Exhibition: Cowboys Real & Imagined
- New Mexico History Museum (Palace of the Governors)
- Weekly on Sunday, Tuesday, Wednesday, Thursday, Friday, and Saturday
- Starting on: Apr 14, 2013
- Ending on: May 16, 2014
- 10:00AM - 05:00PM
Grand opening April 14 at 2 p.m.
Santa Fe (Feb. 20, 2013)—When America needed hard workers, the cowboy was there. The job was dirty and difficult, low-paid and lowly regarded. But when an America torn by the Civil War needed a hero to unite its soul, the unassuming cowboy was an unlikely—and ultimately lasting—pick.
Since riding out of Spanish horse culture, he’s been an itinerant hired hand, an outlaw, a movie star, a rodeo athlete, a radio yodeler, and a rhinestoned disco diva. He’s been Spanish, Mexican, African American, Anglo, male, female, straight, and gay. His image has been co-opted to sell trucks, beer, boots, beans, jeans, tires, cigarettes, leather couches, presidential candidates, and a lifestyle far beyond the means of real-life buckaroos.
Despite the sometimes tortured lengths our imaginations have taken cowboys and cowgirls, the basic fact of their life is this: a rough-hewn job stacked against steep odds. The daily dangers of working with cattle and horses are matched by volatile global markets, a public with fickle tastes in heroes, and a big sky that can deliver glorious sunshine as easily as tornadoes, droughts and snowstorms.

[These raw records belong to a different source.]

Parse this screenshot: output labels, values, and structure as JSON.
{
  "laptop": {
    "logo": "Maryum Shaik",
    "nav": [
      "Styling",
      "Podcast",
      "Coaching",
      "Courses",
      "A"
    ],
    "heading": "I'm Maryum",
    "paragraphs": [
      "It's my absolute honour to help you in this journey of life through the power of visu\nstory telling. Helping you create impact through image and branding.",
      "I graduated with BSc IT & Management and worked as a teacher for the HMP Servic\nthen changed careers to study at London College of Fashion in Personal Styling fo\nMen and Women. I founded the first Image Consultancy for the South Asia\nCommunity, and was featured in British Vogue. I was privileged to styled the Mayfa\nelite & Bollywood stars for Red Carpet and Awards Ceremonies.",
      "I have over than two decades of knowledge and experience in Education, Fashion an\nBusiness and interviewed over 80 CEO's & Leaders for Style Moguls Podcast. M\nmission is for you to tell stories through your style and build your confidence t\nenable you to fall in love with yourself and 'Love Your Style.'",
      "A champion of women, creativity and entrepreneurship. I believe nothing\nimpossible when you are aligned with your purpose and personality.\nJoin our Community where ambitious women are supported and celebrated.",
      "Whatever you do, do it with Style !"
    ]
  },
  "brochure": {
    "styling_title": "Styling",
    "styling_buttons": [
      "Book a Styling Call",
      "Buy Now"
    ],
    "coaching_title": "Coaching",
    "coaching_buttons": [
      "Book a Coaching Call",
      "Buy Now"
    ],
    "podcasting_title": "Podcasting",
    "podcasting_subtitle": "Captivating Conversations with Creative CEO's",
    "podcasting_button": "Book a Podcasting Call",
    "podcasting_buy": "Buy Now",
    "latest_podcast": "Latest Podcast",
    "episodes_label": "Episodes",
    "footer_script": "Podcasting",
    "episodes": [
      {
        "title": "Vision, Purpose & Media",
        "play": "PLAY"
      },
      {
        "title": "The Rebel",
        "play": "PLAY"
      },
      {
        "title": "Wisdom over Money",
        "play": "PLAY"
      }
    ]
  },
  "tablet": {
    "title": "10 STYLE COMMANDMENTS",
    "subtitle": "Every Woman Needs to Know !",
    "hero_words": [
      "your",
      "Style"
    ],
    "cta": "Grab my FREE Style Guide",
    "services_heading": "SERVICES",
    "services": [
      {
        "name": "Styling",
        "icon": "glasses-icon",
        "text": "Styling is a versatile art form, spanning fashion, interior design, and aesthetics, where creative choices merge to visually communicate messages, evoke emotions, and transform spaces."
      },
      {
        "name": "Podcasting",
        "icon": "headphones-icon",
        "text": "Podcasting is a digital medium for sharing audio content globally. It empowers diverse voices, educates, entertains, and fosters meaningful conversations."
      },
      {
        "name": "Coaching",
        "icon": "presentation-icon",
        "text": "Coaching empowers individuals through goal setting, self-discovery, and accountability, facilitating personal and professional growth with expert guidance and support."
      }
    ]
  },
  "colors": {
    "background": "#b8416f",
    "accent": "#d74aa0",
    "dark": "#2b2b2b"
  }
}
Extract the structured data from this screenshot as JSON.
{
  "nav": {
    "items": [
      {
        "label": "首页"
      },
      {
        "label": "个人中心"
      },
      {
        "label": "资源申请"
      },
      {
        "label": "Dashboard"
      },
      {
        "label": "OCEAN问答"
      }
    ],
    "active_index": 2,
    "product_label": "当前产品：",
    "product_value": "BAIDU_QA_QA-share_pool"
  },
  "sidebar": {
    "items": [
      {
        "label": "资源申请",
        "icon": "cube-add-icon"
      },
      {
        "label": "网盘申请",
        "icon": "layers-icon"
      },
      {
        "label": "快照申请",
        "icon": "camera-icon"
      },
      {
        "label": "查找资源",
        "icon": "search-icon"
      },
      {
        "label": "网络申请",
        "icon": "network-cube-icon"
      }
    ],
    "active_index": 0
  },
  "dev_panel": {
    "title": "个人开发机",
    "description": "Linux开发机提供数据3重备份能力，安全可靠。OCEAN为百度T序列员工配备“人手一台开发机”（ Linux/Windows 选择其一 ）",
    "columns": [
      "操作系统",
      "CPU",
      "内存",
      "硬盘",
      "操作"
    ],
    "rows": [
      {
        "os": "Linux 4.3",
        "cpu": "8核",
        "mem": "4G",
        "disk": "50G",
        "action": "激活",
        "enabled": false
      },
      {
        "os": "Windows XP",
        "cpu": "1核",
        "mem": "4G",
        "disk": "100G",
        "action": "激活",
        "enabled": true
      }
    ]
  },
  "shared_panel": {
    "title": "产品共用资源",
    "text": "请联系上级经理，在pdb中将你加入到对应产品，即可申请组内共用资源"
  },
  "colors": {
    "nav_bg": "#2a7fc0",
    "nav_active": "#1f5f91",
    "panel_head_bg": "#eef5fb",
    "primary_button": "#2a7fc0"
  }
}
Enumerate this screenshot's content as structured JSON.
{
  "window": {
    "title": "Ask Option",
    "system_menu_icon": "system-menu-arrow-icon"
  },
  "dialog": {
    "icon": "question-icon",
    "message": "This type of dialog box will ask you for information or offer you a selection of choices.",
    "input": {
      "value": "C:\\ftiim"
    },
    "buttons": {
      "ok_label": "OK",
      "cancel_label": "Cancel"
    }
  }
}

Today, real cowboys sit uneasily in the saddle (or on the seat of an ATV, occasionally dubbed “a Japanese cutting horse”). Climate change has altered the range an